> THE PROBLEM
Where the records below show the word "encoded" in a line, please copy that line.

(Records excerpted from a collection)

[Start of Attachment]

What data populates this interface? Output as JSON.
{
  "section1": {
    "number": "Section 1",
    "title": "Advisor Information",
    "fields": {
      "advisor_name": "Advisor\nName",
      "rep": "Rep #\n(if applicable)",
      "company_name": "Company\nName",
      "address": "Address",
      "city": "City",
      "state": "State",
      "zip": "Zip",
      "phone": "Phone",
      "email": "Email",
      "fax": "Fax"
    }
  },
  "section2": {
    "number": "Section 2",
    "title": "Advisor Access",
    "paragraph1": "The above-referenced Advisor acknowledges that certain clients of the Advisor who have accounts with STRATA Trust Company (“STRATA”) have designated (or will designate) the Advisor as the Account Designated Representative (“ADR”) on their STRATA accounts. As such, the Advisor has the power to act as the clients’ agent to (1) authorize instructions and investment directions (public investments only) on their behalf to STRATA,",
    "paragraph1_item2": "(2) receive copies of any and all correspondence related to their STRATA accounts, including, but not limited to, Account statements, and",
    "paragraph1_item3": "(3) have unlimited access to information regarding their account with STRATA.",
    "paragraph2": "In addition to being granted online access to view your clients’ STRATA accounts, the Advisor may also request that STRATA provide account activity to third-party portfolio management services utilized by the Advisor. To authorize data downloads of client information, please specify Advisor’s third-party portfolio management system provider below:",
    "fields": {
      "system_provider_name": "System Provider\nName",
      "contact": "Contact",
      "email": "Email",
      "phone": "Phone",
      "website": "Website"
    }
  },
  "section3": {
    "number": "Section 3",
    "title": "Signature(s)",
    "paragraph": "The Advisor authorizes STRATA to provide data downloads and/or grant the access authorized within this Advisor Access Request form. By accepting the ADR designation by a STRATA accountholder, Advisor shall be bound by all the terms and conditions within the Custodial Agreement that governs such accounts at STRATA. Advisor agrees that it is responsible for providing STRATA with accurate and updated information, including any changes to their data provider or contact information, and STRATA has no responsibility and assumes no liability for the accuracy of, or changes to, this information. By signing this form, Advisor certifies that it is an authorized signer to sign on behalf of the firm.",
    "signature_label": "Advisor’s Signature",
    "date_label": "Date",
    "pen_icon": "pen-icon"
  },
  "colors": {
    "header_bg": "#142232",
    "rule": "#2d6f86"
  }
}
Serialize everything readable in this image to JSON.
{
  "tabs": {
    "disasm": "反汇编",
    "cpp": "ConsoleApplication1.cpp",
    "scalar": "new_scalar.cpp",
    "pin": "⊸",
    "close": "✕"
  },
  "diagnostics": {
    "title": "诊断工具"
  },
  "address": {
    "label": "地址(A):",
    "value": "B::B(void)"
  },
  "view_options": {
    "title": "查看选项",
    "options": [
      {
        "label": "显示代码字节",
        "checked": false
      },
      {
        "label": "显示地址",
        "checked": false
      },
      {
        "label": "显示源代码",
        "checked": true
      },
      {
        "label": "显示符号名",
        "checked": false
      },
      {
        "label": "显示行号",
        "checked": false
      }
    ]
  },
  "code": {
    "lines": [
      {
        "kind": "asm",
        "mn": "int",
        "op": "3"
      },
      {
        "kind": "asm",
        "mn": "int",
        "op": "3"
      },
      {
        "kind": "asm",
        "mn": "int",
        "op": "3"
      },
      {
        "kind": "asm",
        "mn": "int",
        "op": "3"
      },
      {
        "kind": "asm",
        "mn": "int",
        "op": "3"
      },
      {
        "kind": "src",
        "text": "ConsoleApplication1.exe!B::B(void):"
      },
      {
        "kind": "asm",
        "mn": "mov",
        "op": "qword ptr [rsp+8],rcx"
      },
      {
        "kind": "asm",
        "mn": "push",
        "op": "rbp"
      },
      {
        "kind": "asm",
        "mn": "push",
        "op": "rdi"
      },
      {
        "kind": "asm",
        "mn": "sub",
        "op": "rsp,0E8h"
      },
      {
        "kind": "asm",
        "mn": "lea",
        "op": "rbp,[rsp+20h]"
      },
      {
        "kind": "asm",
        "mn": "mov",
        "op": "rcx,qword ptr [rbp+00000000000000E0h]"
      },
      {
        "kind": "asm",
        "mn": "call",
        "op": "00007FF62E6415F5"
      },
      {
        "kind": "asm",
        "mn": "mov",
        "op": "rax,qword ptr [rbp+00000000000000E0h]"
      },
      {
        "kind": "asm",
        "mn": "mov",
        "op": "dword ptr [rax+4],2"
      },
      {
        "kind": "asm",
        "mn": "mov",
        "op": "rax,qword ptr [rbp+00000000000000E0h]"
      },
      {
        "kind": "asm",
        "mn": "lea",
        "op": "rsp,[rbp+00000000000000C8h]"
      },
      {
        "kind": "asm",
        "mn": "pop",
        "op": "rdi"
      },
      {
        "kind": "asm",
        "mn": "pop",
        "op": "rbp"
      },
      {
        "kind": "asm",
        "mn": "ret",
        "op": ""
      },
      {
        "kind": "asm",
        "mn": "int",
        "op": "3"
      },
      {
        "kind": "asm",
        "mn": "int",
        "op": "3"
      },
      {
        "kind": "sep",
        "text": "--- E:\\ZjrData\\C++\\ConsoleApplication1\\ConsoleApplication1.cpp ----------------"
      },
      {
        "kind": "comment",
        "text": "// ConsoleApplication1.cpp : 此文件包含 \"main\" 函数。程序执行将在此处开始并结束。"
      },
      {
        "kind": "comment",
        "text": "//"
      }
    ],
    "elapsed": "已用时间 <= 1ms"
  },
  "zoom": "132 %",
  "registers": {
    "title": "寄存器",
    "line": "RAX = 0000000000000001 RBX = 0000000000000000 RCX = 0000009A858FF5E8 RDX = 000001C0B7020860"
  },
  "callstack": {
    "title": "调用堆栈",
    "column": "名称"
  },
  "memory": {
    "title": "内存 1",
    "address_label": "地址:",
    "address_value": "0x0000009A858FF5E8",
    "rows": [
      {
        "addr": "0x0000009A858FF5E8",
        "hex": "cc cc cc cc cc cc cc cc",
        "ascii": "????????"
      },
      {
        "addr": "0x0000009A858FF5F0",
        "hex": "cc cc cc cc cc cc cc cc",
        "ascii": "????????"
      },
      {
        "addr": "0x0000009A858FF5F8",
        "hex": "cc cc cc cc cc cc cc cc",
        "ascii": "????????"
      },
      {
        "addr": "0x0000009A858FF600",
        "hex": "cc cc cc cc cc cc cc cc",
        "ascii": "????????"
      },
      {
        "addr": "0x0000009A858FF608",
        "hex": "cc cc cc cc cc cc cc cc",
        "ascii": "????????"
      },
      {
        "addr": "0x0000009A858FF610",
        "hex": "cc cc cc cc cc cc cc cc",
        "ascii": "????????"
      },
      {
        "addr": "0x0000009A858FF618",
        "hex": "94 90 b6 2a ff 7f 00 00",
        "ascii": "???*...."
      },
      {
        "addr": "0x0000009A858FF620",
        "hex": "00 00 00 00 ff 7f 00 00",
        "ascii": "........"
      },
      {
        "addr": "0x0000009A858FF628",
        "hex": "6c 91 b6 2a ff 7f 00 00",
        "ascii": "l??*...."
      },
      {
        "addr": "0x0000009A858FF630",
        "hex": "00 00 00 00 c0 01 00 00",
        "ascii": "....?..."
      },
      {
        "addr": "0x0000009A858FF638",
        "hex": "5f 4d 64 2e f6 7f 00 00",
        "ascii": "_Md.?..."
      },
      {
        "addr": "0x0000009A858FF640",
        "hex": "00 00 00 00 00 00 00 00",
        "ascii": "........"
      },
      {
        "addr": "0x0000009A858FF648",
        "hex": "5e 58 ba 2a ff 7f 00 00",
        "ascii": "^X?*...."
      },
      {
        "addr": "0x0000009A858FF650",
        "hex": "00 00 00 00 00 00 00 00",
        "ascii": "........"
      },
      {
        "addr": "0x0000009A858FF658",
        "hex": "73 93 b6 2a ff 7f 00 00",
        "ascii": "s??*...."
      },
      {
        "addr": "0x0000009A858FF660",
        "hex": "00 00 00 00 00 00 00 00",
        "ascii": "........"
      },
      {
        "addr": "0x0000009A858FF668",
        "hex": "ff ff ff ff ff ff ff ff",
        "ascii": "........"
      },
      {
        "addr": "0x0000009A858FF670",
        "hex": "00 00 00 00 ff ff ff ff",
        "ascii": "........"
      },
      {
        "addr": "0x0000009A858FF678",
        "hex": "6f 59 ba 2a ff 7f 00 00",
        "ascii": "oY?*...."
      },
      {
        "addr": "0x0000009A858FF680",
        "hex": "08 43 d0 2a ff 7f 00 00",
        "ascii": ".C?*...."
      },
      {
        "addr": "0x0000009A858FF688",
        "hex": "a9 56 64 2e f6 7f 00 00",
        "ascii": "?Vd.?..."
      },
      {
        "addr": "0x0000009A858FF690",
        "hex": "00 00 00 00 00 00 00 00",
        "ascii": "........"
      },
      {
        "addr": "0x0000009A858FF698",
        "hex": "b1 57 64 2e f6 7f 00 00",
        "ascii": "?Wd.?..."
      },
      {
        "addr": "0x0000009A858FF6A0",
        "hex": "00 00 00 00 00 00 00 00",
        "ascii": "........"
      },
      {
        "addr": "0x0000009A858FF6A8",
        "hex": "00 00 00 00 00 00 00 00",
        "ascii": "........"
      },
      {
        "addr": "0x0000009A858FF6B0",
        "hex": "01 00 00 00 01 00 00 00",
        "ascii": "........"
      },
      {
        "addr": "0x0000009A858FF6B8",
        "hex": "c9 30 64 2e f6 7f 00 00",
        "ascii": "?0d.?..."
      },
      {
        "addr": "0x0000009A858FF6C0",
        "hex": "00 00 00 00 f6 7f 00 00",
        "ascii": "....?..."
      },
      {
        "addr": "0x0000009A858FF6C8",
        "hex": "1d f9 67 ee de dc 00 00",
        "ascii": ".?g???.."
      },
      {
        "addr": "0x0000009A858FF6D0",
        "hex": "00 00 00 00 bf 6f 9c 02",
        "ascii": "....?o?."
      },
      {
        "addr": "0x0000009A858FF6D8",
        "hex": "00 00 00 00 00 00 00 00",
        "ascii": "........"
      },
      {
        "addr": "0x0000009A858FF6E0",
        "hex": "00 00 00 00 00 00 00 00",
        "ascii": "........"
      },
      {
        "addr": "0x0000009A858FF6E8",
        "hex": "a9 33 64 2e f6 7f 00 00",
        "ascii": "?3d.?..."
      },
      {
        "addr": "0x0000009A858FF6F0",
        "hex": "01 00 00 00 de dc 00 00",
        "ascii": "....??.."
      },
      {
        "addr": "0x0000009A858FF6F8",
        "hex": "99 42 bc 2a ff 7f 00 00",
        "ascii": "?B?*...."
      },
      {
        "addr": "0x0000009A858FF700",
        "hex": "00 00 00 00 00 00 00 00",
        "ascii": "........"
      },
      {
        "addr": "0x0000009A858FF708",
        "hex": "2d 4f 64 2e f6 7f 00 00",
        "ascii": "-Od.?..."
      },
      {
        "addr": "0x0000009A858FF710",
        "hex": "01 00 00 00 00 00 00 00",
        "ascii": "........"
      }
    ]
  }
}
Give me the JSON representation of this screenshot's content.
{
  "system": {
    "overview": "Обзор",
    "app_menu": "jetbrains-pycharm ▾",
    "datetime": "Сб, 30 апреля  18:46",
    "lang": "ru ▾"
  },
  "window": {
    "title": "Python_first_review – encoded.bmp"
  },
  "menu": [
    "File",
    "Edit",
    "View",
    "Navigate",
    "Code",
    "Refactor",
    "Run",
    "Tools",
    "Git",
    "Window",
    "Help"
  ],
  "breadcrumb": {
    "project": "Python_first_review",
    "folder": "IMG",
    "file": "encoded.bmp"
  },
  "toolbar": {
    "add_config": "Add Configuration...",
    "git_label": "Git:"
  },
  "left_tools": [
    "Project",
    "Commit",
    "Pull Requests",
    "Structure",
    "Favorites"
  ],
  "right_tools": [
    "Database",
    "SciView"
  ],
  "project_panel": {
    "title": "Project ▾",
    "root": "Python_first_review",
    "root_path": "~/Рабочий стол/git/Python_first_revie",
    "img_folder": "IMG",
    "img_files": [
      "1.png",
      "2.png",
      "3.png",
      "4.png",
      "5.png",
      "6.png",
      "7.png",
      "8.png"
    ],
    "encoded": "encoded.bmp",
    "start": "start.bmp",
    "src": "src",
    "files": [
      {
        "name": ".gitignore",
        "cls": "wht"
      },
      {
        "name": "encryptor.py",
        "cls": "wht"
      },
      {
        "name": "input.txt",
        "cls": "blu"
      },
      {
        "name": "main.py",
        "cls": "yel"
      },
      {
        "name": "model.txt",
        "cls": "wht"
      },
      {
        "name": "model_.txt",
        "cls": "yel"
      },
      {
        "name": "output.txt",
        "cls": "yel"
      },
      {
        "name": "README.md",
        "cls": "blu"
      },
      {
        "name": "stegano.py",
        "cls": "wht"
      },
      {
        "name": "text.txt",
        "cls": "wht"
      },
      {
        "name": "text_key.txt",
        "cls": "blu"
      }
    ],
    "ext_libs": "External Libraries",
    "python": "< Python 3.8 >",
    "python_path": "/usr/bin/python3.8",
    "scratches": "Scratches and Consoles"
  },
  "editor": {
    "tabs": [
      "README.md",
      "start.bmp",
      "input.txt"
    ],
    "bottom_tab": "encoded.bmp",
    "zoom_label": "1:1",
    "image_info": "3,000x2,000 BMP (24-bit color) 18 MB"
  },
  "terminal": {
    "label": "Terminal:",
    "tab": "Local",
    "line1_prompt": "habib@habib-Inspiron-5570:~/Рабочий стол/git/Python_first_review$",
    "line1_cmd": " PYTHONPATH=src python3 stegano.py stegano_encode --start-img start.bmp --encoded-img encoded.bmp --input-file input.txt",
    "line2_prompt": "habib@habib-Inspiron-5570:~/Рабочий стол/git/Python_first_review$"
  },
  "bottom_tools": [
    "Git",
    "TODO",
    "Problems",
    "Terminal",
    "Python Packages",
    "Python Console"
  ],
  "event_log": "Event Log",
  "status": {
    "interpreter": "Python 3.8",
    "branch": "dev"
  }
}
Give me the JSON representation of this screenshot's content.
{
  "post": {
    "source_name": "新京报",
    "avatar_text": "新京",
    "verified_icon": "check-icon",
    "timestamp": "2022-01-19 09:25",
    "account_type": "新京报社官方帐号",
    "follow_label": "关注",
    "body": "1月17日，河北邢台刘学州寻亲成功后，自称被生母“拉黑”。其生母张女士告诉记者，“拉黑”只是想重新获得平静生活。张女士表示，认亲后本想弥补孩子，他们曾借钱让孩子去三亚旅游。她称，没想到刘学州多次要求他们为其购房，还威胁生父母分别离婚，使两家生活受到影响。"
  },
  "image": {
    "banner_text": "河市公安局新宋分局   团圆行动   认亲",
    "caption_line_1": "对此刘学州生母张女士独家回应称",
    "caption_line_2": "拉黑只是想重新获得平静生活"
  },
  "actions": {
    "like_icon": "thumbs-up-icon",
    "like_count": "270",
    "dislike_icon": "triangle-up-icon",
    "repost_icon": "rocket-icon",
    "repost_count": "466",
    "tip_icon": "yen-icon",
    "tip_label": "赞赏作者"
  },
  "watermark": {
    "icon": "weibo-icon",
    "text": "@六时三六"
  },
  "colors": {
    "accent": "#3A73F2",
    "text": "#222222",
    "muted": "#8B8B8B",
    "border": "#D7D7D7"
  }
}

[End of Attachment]

> RESPONSE AREA
    "title": "Python_first_review – encoded.bmp"
    "file": "encoded.bmp"
    "encoded": "encoded.bmp",
    "bottom_tab": "encoded.bmp",
    "line1_cmd": " PYTHONPATH=src python3 stegano.py stegano_encode --start-img start.bmp --encoded-img encoded.bmp --input-file input.txt",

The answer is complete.